Symmetry and Proportion
Symmetry and proportion are fundamental principles in design. Ever since the middle ages, architects and decorators have obsessed over these two ideas. Edith Wharton, famous American decorator of the 19th century said that the whole balance and beauty of a room depends on its proportion relative to an architectural space. In her book, The Decoration of Houses, she gives many examples of well-known sites in which symmetry and proportion were done correctly, and other examples of poorly designed spaces. Wharton also stresses that comfort in a room is impossible without lines that make sense. In this article, we will take a look at historical examples from France, Italy, Britain, and America to see some excellent displays of symmetry and proportion.

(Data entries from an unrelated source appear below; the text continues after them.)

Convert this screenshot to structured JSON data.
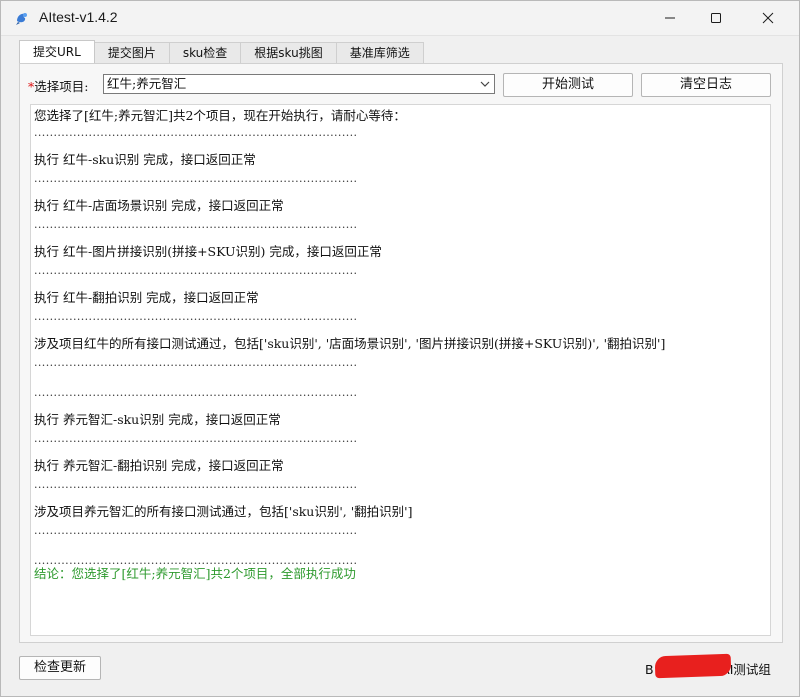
{
  "window": {
    "title": "AItest-v1.4.2",
    "minimize_icon": "minimize-icon",
    "maximize_icon": "maximize-icon",
    "close_icon": "close-icon"
  },
  "tabs": [
    {
      "label": "提交URL",
      "active": true
    },
    {
      "label": "提交图片",
      "active": false
    },
    {
      "label": "sku检查",
      "active": false
    },
    {
      "label": "根据sku挑图",
      "active": false
    },
    {
      "label": "基准库筛选",
      "active": false
    }
  ],
  "project": {
    "required_mark": "*",
    "label": "选择项目:",
    "selected": "红牛;养元智汇"
  },
  "buttons": {
    "start": "开始测试",
    "clear": "清空日志",
    "update": "检查更新"
  },
  "log": [
    {
      "text": "您选择了[红牛;养元智汇]共2个项目，现在开始执行，请耐心等待：",
      "type": "normal"
    },
    {
      "text": "...................................................................................",
      "type": "dots"
    },
    {
      "text": "执行 红牛-sku识别 完成，接口返回正常",
      "type": "normal"
    },
    {
      "text": "...................................................................................",
      "type": "dots"
    },
    {
      "text": "执行 红牛-店面场景识别 完成，接口返回正常",
      "type": "normal"
    },
    {
      "text": "...................................................................................",
      "type": "dots"
    },
    {
      "text": "执行 红牛-图片拼接识别(拼接+SKU识别) 完成，接口返回正常",
      "type": "normal"
    },
    {
      "text": "...................................................................................",
      "type": "dots"
    },
    {
      "text": "执行 红牛-翻拍识别 完成，接口返回正常",
      "type": "normal"
    },
    {
      "text": "...................................................................................",
      "type": "dots"
    },
    {
      "text": "涉及项目红牛的所有接口测试通过，包括['sku识别', '店面场景识别', '图片拼接识别(拼接+SKU识别)', '翻拍识别']",
      "type": "normal"
    },
    {
      "text": "...................................................................................",
      "type": "dots"
    },
    {
      "text": "...................................................................................",
      "type": "dots"
    },
    {
      "text": "执行 养元智汇-sku识别 完成，接口返回正常",
      "type": "normal"
    },
    {
      "text": "...................................................................................",
      "type": "dots"
    },
    {
      "text": "执行 养元智汇-翻拍识别 完成，接口返回正常",
      "type": "normal"
    },
    {
      "text": "...................................................................................",
      "type": "dots"
    },
    {
      "text": "涉及项目养元智汇的所有接口测试通过，包括['sku识别', '翻拍识别']",
      "type": "normal"
    },
    {
      "text": "...................................................................................",
      "type": "dots"
    },
    {
      "text": "...................................................................................",
      "type": "dots"
    },
    {
      "text": "结论：您选择了[红牛;养元智汇]共2个项目，全部执行成功",
      "type": "green"
    }
  ],
  "footer": {
    "prefix": "B",
    "suffix": "AI测试组"
  },
  "colors": {
    "success": "#2e9a2e",
    "required": "#dd1111",
    "redaction": "#e8201e"
  }
}
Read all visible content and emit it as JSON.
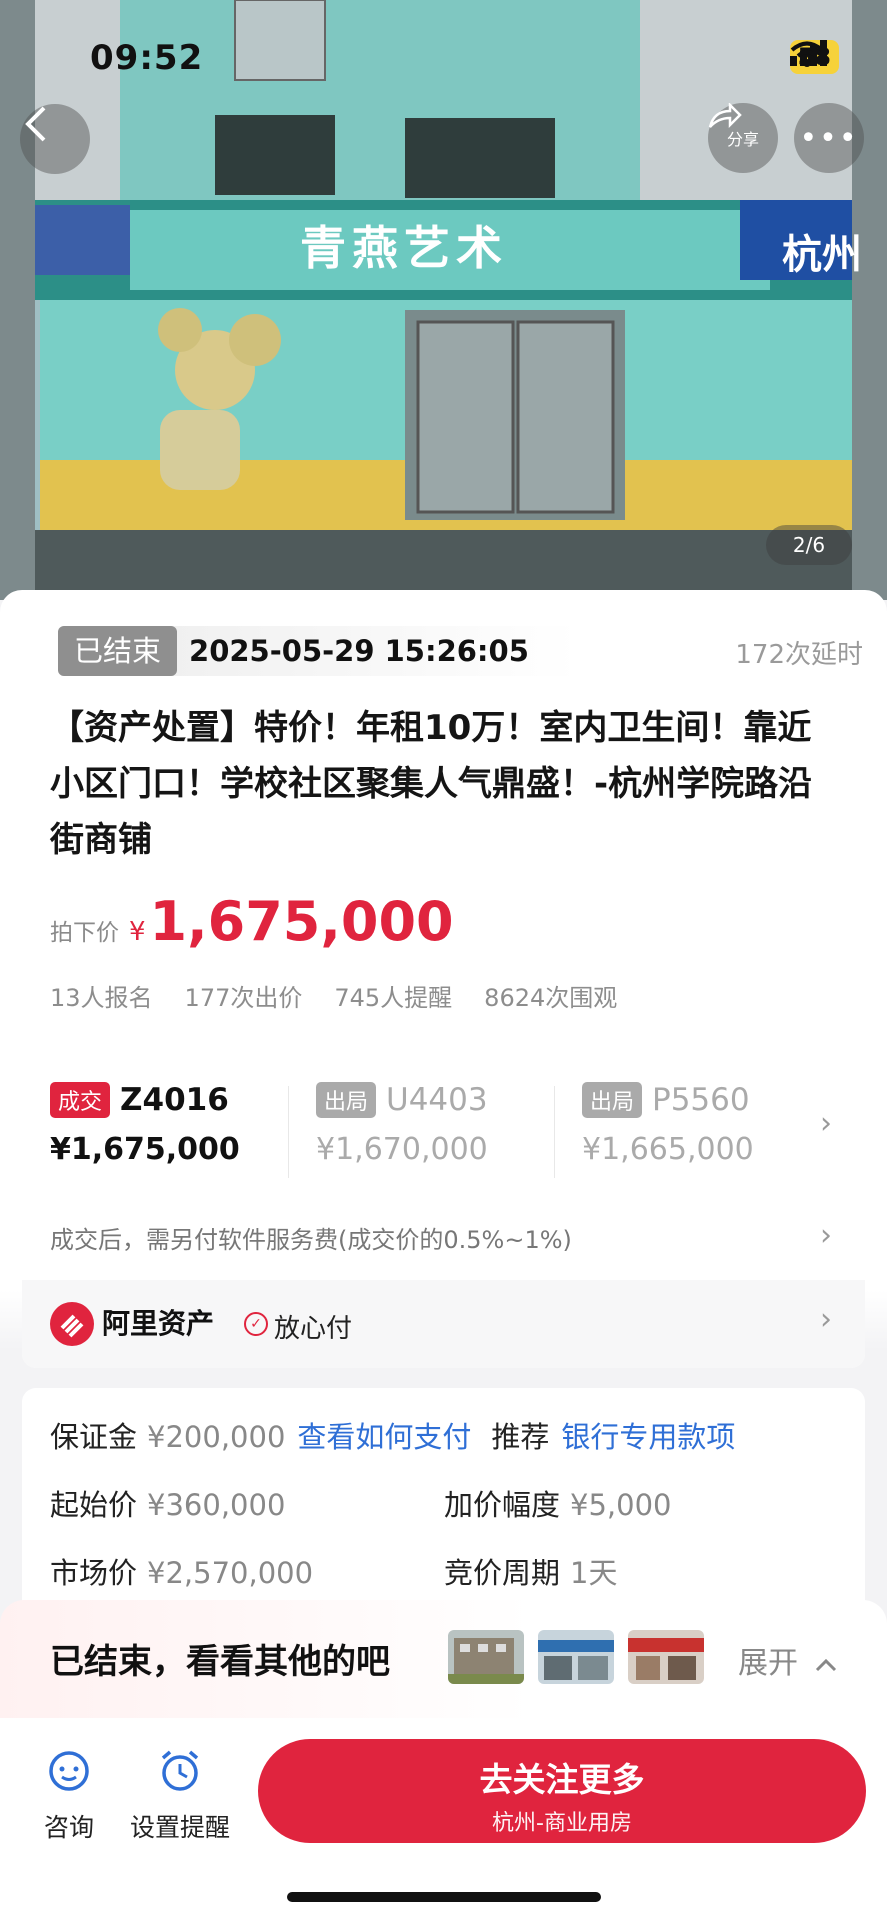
{
  "status_bar": {
    "time": "09:52",
    "battery": "58"
  },
  "hero": {
    "store_sign": "青燕艺术",
    "side_sign": "杭州",
    "share_label": "分享",
    "image_counter": "2/6"
  },
  "auction": {
    "status": "已结束",
    "end_time": "2025-05-29 15:26:05",
    "delay_count": "172次延时",
    "title": "【资产处置】特价！年租10万！室内卫生间！靠近小区门口！学校社区聚集人气鼎盛！-杭州学院路沿街商铺",
    "price_label": "拍下价",
    "price_currency": "¥",
    "price_value": "1,675,000",
    "stats": [
      "13人报名",
      "177次出价",
      "745人提醒",
      "8624次围观"
    ]
  },
  "bids": [
    {
      "tag": "成交",
      "code": "Z4016",
      "amount": "¥1,675,000"
    },
    {
      "tag": "出局",
      "code": "U4403",
      "amount": "¥1,670,000"
    },
    {
      "tag": "出局",
      "code": "P5560",
      "amount": "¥1,665,000"
    }
  ],
  "service_fee": "成交后，需另付软件服务费(成交价的0.5%~1%)",
  "ali": {
    "name": "阿里资产",
    "safe_pay": "放心付"
  },
  "details": {
    "deposit_label": "保证金",
    "deposit_value": "¥200,000",
    "deposit_link": "查看如何支付",
    "recommend_label": "推荐",
    "recommend_link": "银行专用款项",
    "start_label": "起始价",
    "start_value": "¥360,000",
    "increment_label": "加价幅度",
    "increment_value": "¥5,000",
    "market_label": "市场价",
    "market_value": "¥2,570,000",
    "cycle_label": "竞价周期",
    "cycle_value": "1天"
  },
  "ended_banner": {
    "text": "已结束，看看其他的吧",
    "expand": "展开"
  },
  "bottom_bar": {
    "consult": "咨询",
    "reminder": "设置提醒",
    "cta_main": "去关注更多",
    "cta_sub": "杭州-商业用房"
  },
  "colors": {
    "accent": "#e0243e",
    "link": "#2f6fd6",
    "muted": "#8d8d8d"
  }
}
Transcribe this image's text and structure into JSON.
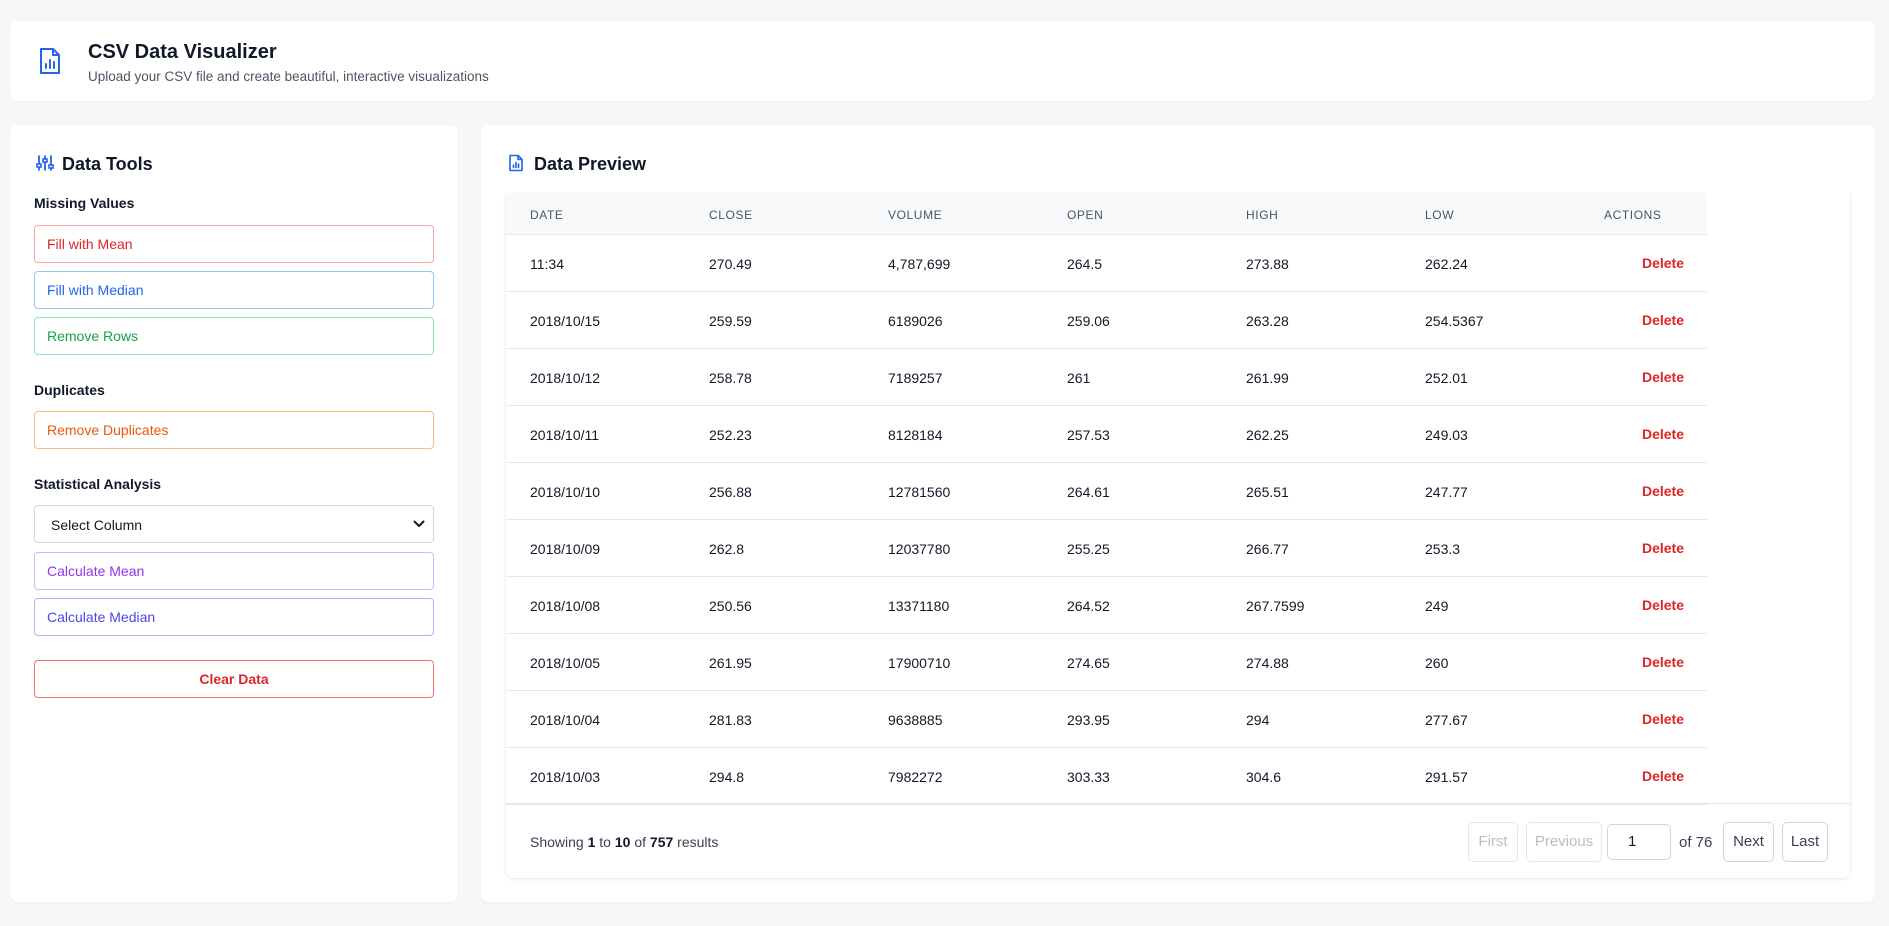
{
  "header": {
    "title": "CSV Data Visualizer",
    "subtitle": "Upload your CSV file and create beautiful, interactive visualizations",
    "icon": "file-chart-icon"
  },
  "sidebar": {
    "title": "Data Tools",
    "icon": "sliders-icon",
    "missing_values": {
      "label": "Missing Values",
      "fill_mean": "Fill with Mean",
      "fill_median": "Fill with Median",
      "remove_rows": "Remove Rows"
    },
    "duplicates": {
      "label": "Duplicates",
      "remove_duplicates": "Remove Duplicates"
    },
    "stats": {
      "label": "Statistical Analysis",
      "select_value": "Select Column",
      "calc_mean": "Calculate Mean",
      "calc_median": "Calculate Median"
    },
    "clear_label": "Clear Data"
  },
  "main": {
    "title": "Data Preview",
    "icon": "file-chart-icon",
    "columns": [
      "Date",
      "Close",
      "Volume",
      "Open",
      "High",
      "Low",
      "Actions"
    ],
    "delete_label": "Delete",
    "rows": [
      [
        "11:34",
        "270.49",
        "4,787,699",
        "264.5",
        "273.88",
        "262.24"
      ],
      [
        "2018/10/15",
        "259.59",
        "6189026",
        "259.06",
        "263.28",
        "254.5367"
      ],
      [
        "2018/10/12",
        "258.78",
        "7189257",
        "261",
        "261.99",
        "252.01"
      ],
      [
        "2018/10/11",
        "252.23",
        "8128184",
        "257.53",
        "262.25",
        "249.03"
      ],
      [
        "2018/10/10",
        "256.88",
        "12781560",
        "264.61",
        "265.51",
        "247.77"
      ],
      [
        "2018/10/09",
        "262.8",
        "12037780",
        "255.25",
        "266.77",
        "253.3"
      ],
      [
        "2018/10/08",
        "250.56",
        "13371180",
        "264.52",
        "267.7599",
        "249"
      ],
      [
        "2018/10/05",
        "261.95",
        "17900710",
        "274.65",
        "274.88",
        "260"
      ],
      [
        "2018/10/04",
        "281.83",
        "9638885",
        "293.95",
        "294",
        "277.67"
      ],
      [
        "2018/10/03",
        "294.8",
        "7982272",
        "303.33",
        "304.6",
        "291.57"
      ]
    ],
    "pagination": {
      "showing_prefix": "Showing",
      "from": "1",
      "to_word": "to",
      "to": "10",
      "of_word": "of",
      "total": "757",
      "results_word": "results",
      "first": "First",
      "previous": "Previous",
      "page": "1",
      "of_pages": "of 76",
      "next": "Next",
      "last": "Last"
    }
  },
  "colors": {
    "accent_blue": "#2563eb",
    "red": "#dc2626",
    "green": "#16a34a",
    "orange": "#ea580c",
    "purple": "#9333ea",
    "indigo": "#4f46e5"
  }
}
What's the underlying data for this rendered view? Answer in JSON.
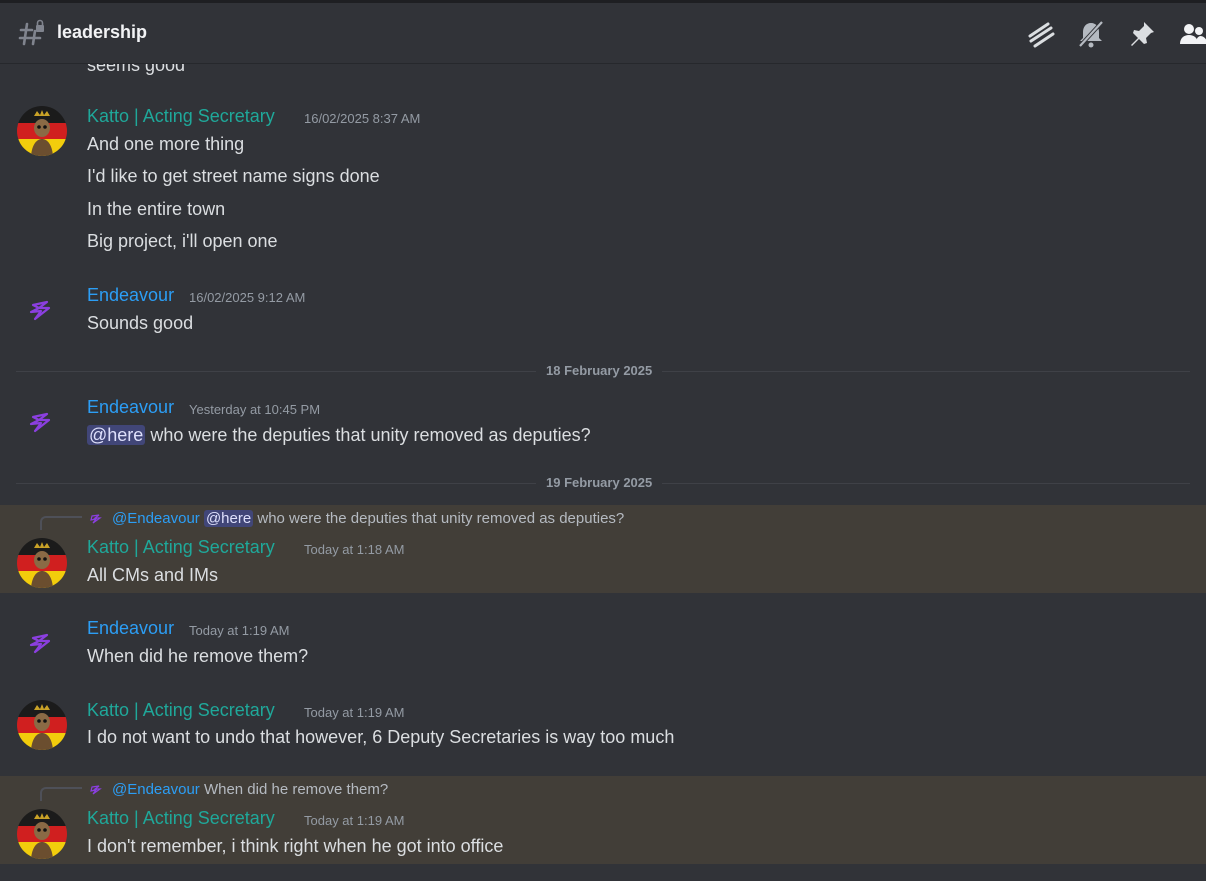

Ducal Palace in Mantua
The Ducal Palace, built between the 14th and 17th century. It is a beautiful example of Italian design with eye-pleasing symmetry. Wharton often sites this palace, emphasizing its outstanding architecture.
Queen’s house in Greenwich
This 17th century residence is designed by famous architect Inigo Jones. When constructing the residence, Jones introduced Italian proportions to Britain for the first time. Since then, the Queen’s house has become one of the most important buildings in British architectural history.
Palace of Versailles, France
The Palace of Versailles was designed and built in the 17th century. It was home to many French monarchs througout history. As so, it is one of the most widely recognized architectural masterpieces to date.
The White House, Washington, D.C.
The White House is the official residence of the President of the United States. The many rooms in this building show beautiful examples of symmetry, following the neoclassical style.